> Exercise aim
Omit every picture and write out the rest of the records exactly.

Source data: Begin

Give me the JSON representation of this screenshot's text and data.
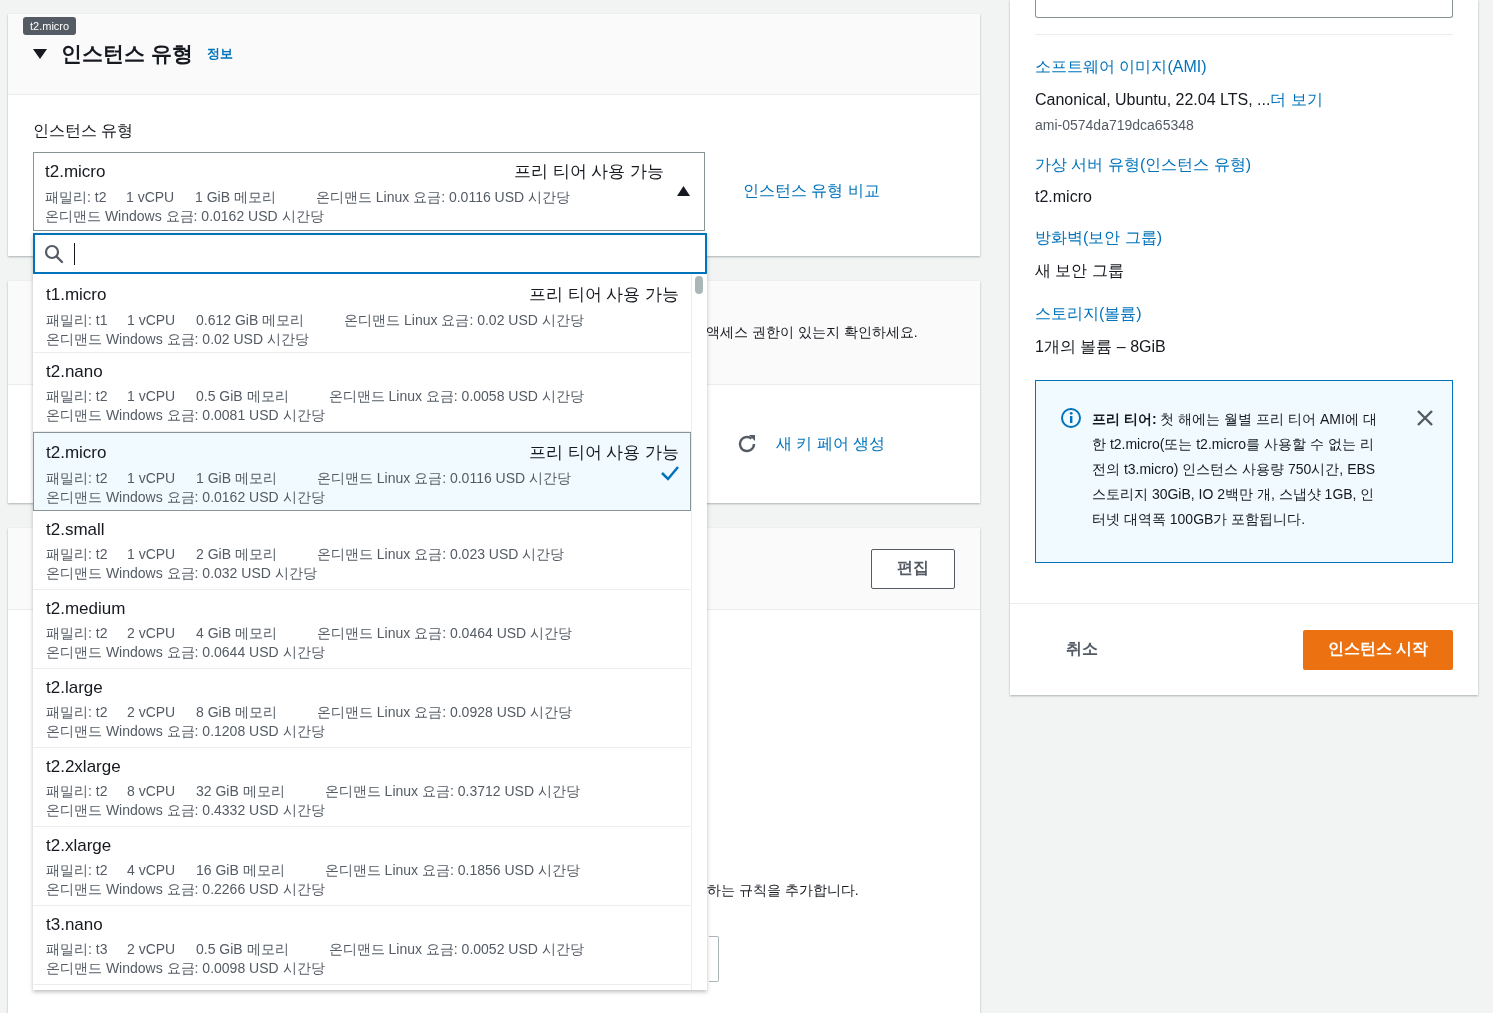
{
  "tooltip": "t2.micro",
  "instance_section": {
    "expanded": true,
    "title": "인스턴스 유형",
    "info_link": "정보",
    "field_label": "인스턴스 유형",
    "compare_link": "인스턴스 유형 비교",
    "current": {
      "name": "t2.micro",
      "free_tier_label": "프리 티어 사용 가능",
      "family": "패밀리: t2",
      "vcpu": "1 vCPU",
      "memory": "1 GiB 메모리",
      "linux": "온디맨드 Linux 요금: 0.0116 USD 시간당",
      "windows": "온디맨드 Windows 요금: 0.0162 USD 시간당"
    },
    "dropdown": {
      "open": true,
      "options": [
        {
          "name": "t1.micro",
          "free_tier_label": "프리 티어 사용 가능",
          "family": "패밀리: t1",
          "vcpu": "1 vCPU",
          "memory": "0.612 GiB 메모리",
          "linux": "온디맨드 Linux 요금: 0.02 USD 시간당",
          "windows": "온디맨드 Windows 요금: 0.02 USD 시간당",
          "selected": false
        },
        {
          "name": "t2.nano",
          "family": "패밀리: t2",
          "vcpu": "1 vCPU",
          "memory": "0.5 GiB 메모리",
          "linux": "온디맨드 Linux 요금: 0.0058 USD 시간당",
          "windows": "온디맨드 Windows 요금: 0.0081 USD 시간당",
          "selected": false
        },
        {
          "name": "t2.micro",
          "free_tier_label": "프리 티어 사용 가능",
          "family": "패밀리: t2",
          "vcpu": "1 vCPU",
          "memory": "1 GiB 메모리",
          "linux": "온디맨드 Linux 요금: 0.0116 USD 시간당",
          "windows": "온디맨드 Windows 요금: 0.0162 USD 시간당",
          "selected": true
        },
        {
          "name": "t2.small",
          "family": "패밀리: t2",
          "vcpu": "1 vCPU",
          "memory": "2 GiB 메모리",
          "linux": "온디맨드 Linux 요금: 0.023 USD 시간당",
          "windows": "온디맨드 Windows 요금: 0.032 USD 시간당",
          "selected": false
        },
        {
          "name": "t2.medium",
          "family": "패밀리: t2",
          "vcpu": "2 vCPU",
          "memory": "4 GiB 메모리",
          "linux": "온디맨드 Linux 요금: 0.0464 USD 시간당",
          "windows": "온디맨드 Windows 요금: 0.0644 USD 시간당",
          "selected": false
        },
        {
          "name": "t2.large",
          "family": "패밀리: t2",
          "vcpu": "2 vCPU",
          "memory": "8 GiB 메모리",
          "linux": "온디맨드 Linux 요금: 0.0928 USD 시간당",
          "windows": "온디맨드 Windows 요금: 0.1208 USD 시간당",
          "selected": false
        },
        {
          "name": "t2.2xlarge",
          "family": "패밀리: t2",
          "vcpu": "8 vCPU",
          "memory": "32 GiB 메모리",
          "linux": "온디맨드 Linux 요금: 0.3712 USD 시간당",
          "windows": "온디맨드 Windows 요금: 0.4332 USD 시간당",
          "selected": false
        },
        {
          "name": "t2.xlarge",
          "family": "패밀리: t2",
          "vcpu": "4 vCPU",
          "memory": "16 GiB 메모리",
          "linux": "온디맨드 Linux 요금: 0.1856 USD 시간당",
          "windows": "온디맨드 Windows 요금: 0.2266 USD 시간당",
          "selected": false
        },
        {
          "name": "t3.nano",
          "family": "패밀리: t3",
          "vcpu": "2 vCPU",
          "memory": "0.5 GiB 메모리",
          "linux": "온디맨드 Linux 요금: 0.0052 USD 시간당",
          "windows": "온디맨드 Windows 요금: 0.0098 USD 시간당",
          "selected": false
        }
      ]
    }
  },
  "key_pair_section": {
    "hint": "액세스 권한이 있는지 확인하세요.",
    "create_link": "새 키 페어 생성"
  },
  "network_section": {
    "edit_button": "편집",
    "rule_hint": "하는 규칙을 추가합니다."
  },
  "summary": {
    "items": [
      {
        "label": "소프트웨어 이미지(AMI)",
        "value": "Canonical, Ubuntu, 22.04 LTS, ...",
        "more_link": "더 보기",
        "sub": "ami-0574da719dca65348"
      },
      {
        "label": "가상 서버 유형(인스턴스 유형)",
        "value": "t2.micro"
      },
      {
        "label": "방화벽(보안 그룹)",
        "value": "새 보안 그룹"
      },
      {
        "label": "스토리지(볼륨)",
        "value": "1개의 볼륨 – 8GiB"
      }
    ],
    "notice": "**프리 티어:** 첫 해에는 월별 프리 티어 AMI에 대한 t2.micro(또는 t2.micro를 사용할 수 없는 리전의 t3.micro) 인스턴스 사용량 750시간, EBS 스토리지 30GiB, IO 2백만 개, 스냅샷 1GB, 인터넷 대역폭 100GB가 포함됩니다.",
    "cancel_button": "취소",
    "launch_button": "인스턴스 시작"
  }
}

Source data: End

> Worked solution
Give me the JSON representation of this screenshot's text and data.
{
  "tooltip": "t2.micro",
  "instance_section": {
    "expanded": true,
    "title": "인스턴스 유형",
    "info_link": "정보",
    "field_label": "인스턴스 유형",
    "compare_link": "인스턴스 유형 비교",
    "current": {
      "name": "t2.micro",
      "free_tier_label": "프리 티어 사용 가능",
      "family": "패밀리: t2",
      "vcpu": "1 vCPU",
      "memory": "1 GiB 메모리",
      "linux": "온디맨드 Linux 요금: 0.0116 USD 시간당",
      "windows": "온디맨드 Windows 요금: 0.0162 USD 시간당"
    },
    "dropdown": {
      "open": true,
      "options": [
        {
          "name": "t1.micro",
          "free_tier_label": "프리 티어 사용 가능",
          "family": "패밀리: t1",
          "vcpu": "1 vCPU",
          "memory": "0.612 GiB 메모리",
          "linux": "온디맨드 Linux 요금: 0.02 USD 시간당",
          "windows": "온디맨드 Windows 요금: 0.02 USD 시간당",
          "selected": false
        },
        {
          "name": "t2.nano",
          "family": "패밀리: t2",
          "vcpu": "1 vCPU",
          "memory": "0.5 GiB 메모리",
          "linux": "온디맨드 Linux 요금: 0.0058 USD 시간당",
          "windows": "온디맨드 Windows 요금: 0.0081 USD 시간당",
          "selected": false
        },
        {
          "name": "t2.micro",
          "free_tier_label": "프리 티어 사용 가능",
          "family": "패밀리: t2",
          "vcpu": "1 vCPU",
          "memory": "1 GiB 메모리",
          "linux": "온디맨드 Linux 요금: 0.0116 USD 시간당",
          "windows": "온디맨드 Windows 요금: 0.0162 USD 시간당",
          "selected": true
        },
        {
          "name": "t2.small",
          "family": "패밀리: t2",
          "vcpu": "1 vCPU",
          "memory": "2 GiB 메모리",
          "linux": "온디맨드 Linux 요금: 0.023 USD 시간당",
          "windows": "온디맨드 Windows 요금: 0.032 USD 시간당",
          "selected": false
        },
        {
          "name": "t2.medium",
          "family": "패밀리: t2",
          "vcpu": "2 vCPU",
          "memory": "4 GiB 메모리",
          "linux": "온디맨드 Linux 요금: 0.0464 USD 시간당",
          "windows": "온디맨드 Windows 요금: 0.0644 USD 시간당",
          "selected": false
        },
        {
          "name": "t2.large",
          "family": "패밀리: t2",
          "vcpu": "2 vCPU",
          "memory": "8 GiB 메모리",
          "linux": "온디맨드 Linux 요금: 0.0928 USD 시간당",
          "windows": "온디맨드 Windows 요금: 0.1208 USD 시간당",
          "selected": false
        },
        {
          "name": "t2.2xlarge",
          "family": "패밀리: t2",
          "vcpu": "8 vCPU",
          "memory": "32 GiB 메모리",
          "linux": "온디맨드 Linux 요금: 0.3712 USD 시간당",
          "windows": "온디맨드 Windows 요금: 0.4332 USD 시간당",
          "selected": false
        },
        {
          "name": "t2.xlarge",
          "family": "패밀리: t2",
          "vcpu": "4 vCPU",
          "memory": "16 GiB 메모리",
          "linux": "온디맨드 Linux 요금: 0.1856 USD 시간당",
          "windows": "온디맨드 Windows 요금: 0.2266 USD 시간당",
          "selected": false
        },
        {
          "name": "t3.nano",
          "family": "패밀리: t3",
          "vcpu": "2 vCPU",
          "memory": "0.5 GiB 메모리",
          "linux": "온디맨드 Linux 요금: 0.0052 USD 시간당",
          "windows": "온디맨드 Windows 요금: 0.0098 USD 시간당",
          "selected": false
        }
      ]
    }
  },
  "key_pair_section": {
    "hint": "액세스 권한이 있는지 확인하세요.",
    "create_link": "새 키 페어 생성"
  },
  "network_section": {
    "edit_button": "편집",
    "rule_hint": "하는 규칙을 추가합니다."
  },
  "summary": {
    "items": [
      {
        "label": "소프트웨어 이미지(AMI)",
        "value": "Canonical, Ubuntu, 22.04 LTS, ...",
        "more_link": "더 보기",
        "sub": "ami-0574da719dca65348"
      },
      {
        "label": "가상 서버 유형(인스턴스 유형)",
        "value": "t2.micro"
      },
      {
        "label": "방화벽(보안 그룹)",
        "value": "새 보안 그룹"
      },
      {
        "label": "스토리지(볼륨)",
        "value": "1개의 볼륨 – 8GiB"
      }
    ],
    "notice": "**프리 티어:** 첫 해에는 월별 프리 티어 AMI에 대한 t2.micro(또는 t2.micro를 사용할 수 없는 리전의 t3.micro) 인스턴스 사용량 750시간, EBS 스토리지 30GiB, IO 2백만 개, 스냅샷 1GB, 인터넷 대역폭 100GB가 포함됩니다.",
    "cancel_button": "취소",
    "launch_button": "인스턴스 시작"
  }
}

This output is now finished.